START Supplied records
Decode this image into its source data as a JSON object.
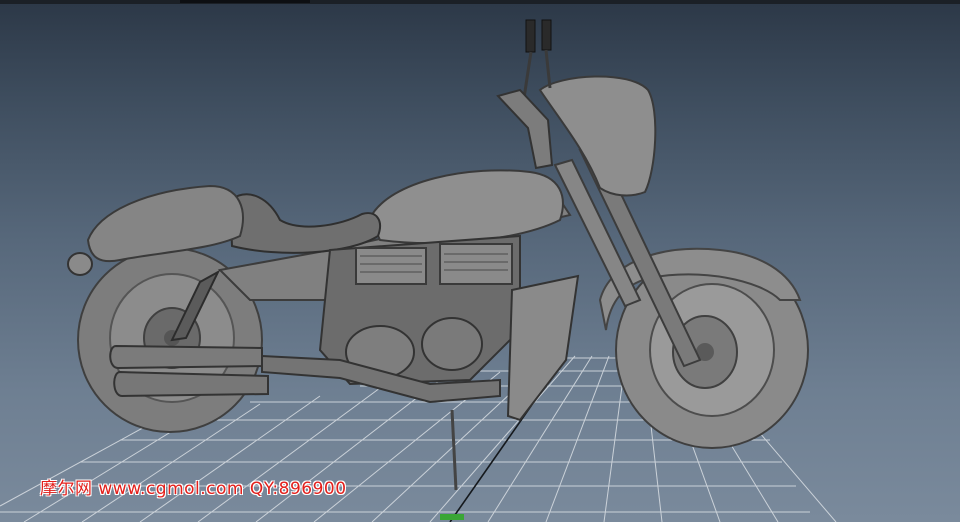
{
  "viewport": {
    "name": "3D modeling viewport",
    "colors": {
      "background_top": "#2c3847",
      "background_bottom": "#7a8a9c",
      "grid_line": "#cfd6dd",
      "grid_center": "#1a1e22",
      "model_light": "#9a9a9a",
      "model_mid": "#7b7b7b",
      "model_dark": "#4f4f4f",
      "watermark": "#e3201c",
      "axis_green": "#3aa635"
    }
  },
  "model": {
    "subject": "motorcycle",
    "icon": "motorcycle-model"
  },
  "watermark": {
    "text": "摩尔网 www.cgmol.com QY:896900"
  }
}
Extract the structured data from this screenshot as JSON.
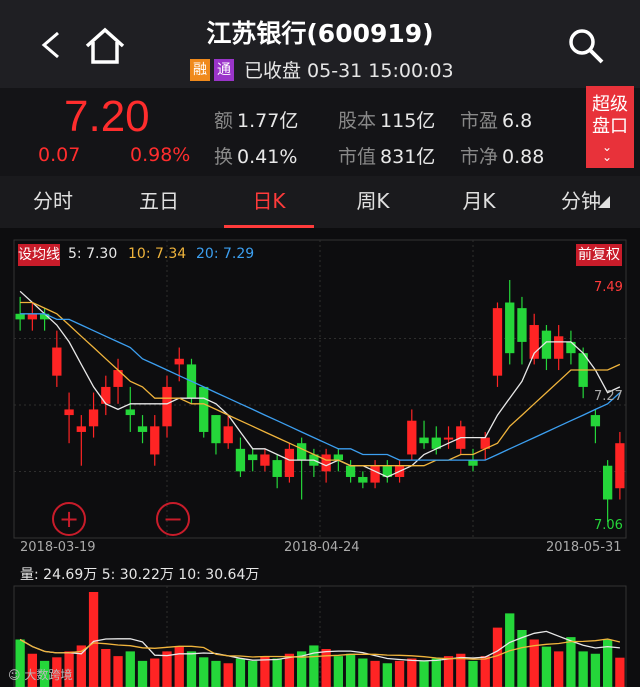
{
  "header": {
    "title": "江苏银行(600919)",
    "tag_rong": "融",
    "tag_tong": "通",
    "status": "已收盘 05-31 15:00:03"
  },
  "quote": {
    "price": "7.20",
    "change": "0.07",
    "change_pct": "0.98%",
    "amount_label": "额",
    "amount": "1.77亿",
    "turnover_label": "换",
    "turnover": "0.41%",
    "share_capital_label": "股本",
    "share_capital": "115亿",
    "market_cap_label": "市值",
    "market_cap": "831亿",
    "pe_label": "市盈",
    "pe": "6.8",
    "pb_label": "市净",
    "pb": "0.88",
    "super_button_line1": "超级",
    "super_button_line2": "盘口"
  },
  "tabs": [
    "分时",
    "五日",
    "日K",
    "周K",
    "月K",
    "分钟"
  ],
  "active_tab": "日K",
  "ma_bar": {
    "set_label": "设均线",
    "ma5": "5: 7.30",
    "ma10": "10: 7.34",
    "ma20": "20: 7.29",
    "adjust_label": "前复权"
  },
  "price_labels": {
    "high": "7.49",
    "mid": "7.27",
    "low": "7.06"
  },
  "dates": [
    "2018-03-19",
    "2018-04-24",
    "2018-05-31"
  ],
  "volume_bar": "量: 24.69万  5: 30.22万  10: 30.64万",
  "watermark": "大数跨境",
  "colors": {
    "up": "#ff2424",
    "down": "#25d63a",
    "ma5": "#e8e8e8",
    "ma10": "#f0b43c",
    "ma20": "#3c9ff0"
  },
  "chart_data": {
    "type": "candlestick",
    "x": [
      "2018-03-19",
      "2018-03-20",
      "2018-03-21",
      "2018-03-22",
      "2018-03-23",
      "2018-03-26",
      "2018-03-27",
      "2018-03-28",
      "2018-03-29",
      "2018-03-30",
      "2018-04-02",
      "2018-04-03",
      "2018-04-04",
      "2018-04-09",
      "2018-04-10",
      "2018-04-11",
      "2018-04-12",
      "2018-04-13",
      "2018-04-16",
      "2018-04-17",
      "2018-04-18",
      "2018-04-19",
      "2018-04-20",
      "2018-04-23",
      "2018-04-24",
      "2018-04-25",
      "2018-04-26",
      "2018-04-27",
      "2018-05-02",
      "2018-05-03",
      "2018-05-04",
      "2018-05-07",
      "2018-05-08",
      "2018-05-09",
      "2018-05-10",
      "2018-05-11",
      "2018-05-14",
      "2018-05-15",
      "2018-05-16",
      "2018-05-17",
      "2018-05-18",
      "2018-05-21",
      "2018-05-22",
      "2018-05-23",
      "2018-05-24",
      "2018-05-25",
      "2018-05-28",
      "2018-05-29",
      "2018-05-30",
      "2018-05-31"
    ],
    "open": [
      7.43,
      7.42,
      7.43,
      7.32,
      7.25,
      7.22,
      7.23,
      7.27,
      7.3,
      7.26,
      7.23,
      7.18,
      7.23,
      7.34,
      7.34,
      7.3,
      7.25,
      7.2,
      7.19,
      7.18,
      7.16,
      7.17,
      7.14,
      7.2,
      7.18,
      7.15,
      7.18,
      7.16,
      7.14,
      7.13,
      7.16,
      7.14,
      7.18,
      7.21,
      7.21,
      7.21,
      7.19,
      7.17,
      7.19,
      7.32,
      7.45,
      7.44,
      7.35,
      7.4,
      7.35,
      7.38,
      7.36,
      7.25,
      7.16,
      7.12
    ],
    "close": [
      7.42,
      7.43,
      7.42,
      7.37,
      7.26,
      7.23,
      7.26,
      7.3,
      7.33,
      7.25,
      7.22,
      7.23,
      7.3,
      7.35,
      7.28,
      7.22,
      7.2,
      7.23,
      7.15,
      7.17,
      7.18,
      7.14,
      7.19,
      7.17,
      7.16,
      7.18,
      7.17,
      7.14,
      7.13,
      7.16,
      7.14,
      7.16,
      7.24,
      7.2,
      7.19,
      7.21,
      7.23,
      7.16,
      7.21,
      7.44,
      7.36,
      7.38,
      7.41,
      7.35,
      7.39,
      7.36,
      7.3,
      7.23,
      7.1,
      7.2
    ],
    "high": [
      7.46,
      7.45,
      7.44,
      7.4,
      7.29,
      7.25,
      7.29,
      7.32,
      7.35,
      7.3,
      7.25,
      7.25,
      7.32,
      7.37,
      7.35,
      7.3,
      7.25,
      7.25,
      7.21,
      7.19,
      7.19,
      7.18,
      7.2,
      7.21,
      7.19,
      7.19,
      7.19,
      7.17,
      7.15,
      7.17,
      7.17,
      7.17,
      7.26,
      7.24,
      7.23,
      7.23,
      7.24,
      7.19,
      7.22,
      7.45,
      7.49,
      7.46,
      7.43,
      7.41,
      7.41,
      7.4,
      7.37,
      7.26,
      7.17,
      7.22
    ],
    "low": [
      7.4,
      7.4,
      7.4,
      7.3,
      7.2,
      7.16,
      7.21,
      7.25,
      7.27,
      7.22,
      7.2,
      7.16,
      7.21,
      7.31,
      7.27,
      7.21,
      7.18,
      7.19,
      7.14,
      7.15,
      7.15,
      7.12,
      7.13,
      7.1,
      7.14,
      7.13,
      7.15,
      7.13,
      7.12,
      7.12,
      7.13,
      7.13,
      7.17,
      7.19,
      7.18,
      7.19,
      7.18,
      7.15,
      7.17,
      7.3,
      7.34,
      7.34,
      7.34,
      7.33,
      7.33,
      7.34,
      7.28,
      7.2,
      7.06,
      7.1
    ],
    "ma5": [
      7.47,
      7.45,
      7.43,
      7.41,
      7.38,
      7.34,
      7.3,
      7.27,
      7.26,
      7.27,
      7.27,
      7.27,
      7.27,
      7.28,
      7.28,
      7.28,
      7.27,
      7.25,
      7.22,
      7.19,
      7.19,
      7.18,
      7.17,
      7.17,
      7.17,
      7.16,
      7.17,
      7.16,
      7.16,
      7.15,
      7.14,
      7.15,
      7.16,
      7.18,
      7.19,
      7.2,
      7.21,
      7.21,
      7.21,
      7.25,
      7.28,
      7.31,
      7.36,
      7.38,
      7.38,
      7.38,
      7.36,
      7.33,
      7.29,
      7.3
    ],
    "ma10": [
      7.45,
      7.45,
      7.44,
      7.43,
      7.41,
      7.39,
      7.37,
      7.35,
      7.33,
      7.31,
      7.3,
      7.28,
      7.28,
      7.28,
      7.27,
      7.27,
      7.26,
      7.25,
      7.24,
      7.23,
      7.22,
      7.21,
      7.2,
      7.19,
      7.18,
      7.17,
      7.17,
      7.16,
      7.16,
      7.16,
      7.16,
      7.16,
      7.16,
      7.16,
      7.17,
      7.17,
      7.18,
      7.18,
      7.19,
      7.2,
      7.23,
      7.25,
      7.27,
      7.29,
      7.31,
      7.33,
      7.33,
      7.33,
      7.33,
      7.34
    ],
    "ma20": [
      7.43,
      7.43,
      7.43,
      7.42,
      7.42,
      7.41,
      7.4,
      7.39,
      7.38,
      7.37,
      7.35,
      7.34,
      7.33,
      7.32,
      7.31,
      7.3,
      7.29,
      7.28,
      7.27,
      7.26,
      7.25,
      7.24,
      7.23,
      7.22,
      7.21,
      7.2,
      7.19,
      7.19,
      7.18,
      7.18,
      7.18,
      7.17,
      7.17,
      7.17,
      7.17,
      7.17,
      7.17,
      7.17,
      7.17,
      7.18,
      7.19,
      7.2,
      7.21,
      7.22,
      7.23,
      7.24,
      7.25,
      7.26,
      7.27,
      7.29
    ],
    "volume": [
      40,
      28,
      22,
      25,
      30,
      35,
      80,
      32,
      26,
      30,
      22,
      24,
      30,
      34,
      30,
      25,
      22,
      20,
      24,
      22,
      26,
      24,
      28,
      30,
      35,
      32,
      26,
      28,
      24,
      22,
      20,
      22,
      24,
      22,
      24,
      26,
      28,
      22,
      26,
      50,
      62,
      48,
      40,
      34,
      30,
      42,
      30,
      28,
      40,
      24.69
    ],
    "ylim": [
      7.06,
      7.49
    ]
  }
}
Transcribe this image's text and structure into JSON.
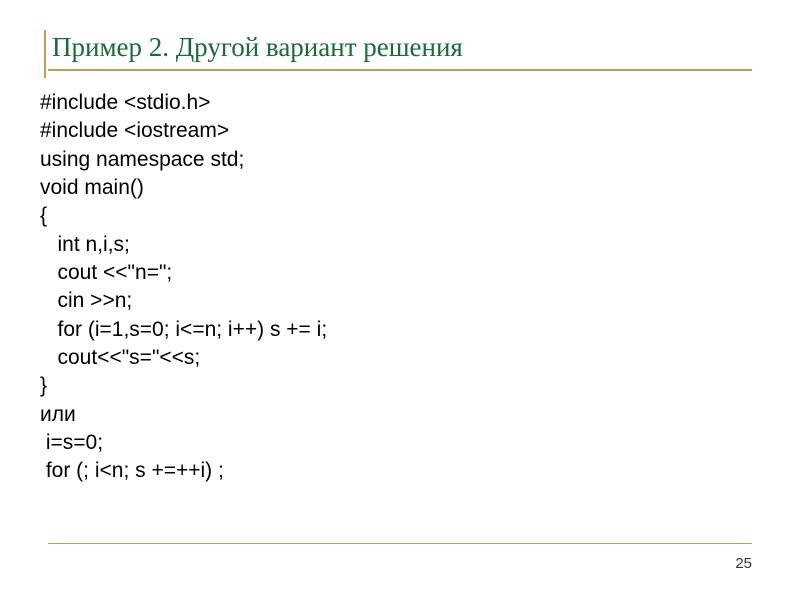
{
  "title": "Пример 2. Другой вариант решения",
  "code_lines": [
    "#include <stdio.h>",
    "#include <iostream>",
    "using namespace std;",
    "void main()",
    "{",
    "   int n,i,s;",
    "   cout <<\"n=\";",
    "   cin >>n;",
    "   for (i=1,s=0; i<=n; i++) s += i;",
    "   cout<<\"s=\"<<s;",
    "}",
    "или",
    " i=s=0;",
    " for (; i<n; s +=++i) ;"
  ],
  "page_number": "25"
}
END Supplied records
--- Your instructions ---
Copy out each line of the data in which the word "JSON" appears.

--- Result ---
Decode this image into its source data as a JSON object.
Extract the structured data from this screenshot as JSON.
Transcribe this image's text and structure into JSON.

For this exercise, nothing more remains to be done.